Trump’s Tough Stance on Iran: Nothing to Gain, a Lot to Lose
President Trump said all along he was going to go after the Iran nuclear pact—another of his “worst evers.” During his campaign, he promised more sanctions, a promise which he has now kept after Iran fired a ballistic missile test last month and then on Tuesday, fired a short-range surface-to-air missile from the same launch pad.
It’s fast work for Trump and Michael Flynn, who holds the Iran portfolio. “As of today, we are officially putting Iran on notice,” Trump’s national security adviser said just days after the missile was launched.
Next, comes Trump’s demand to renegotiate the Iran nuclear agreement, which was signed by the five permanent members of the United Nations Security Council—the US, United Kingdom, Russia, France, and China, plus Germany. Trump’s planned actions carry big risks; are they worth taking?
Sanctions. Treasury announced the new sanctions February 3, a few days after another of the ballistic missile tests Iran periodically conducts. They cover 12 companies and 13 people—some Iranian and some foreign, including one Chinese business executive. All are alleged to support, one way or another, Iran’s missile program or its Revolutionary Guards.
It’s a proven loser. The Obama administration failed repeatedly to include the missile tests as a violation of the nuclear deal. When that didn’t stick, Samantha Power, Obama’s U.N. ambassador, asserted that the tests breach an earlier Security Council resolution.
They do not in either case. The Trump White House is down to claiming the tests “violate the spirit” of the pact, but they don’t do that, either. As to the 2015 U.N. resolution, it covers missiles bearing nuclear warheads, and Iran’s could, but don’t. Bottom line: Washington’s sanctions will never deter the Iranians from providing for their own defense.
The nuclear accord. It’s hard to negotiate when there’s no one across the table, and Tehran made it clear even before Trump’s inauguration that it has no intention of revisiting the terms of this agreement. Just as saliently, Trump and Flynn won’t have anyone on their side of the table, either. The P5 + 1 group is not even remotely considering a renegotiation.
Speaking in Tehran after the test last week, French foreign minister Jean–Marc Ayrault expressed “concern” about it, which is just above a shrug in diplomacy-speak. He then said, “We harbor real concerns about the U.S. administration’s attitude toward this agreement.”
Trump and Flynn need a reality check before they go any further. Their running theme, “Iran should be grateful for the nuclear agreement,” is myopic and needlessly provocative. As Ayrault and others now signal, Trump and Flynn are taking some big gambles, even if they don’t yet realize it. And there’s nothing to gain and a lot to lose—which is a good definition of an unwise wager.
Does Washington truly want to alienate the reformists in Tehran who pushed the agreement through at considerable political cost?

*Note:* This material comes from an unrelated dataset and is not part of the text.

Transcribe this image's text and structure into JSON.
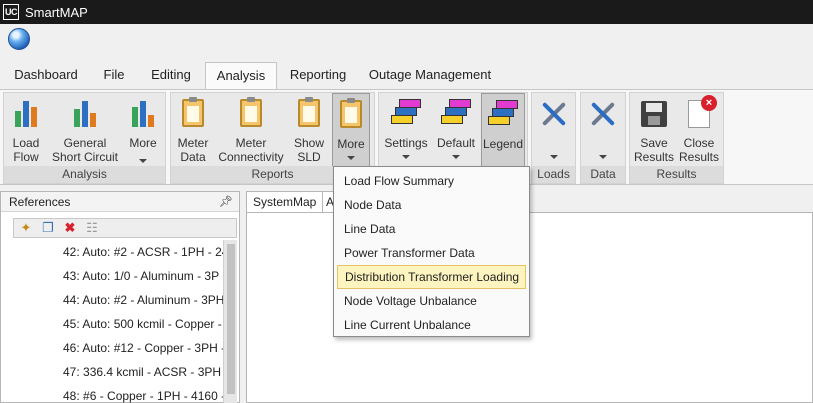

Were things better under the egregious Ahmadinejad regime? What about the Europeans who are weary of the sanctions regime and the post-pact hostility between Washington and Tehran? Can Trump afford to annoy the Continent more than he already has?
Since his telephone conversation with Vladimir Putin a couple of weeks ago, it’s clear that Trump is committed to his neo-détente policy toward Russia. Given Russia’s notable efforts to get the nuclear deal done, Trump should see the risk of shooting himself in the foot if he pushes too far on Iran.
On the GDP side, what’s going to happen to Boeing’s $16.6 billion deal, signed in December, to sell Iran Air 80 planes?
Here’s the irony: While a redone deal is an obvious reversal of Obama’s policy, Trump and Flynn otherwise assume a variation of the policy the Obama administration handed them. This means they’re headed for the same kind of trouble Obama found and some new trouble of their own making.
The sanctions just implemented were drafted while Obama was still in office. As to the nuclear accord, Obama’s Treasury began to undermine it as soon as it was signed. If an administration wanted to reap as little benefit as it could from a deal it worked hard to strike, Barack Obama and John Kerry, his secretary of state, showed how to do it.
Trump and his national security adviser should avoid making a variant of the same mistake.
No diplomatic settlement is ever perfect, but the Iran accord has plenty in it to Washington’s advantage. Iran accepted a significant infringement on its sovereign rights including inspections of unprecedented intrusion. And the Iranians are sticking to the terms, although the reformists who negotiated are now stuck in a battle they shouldn’t have to wage.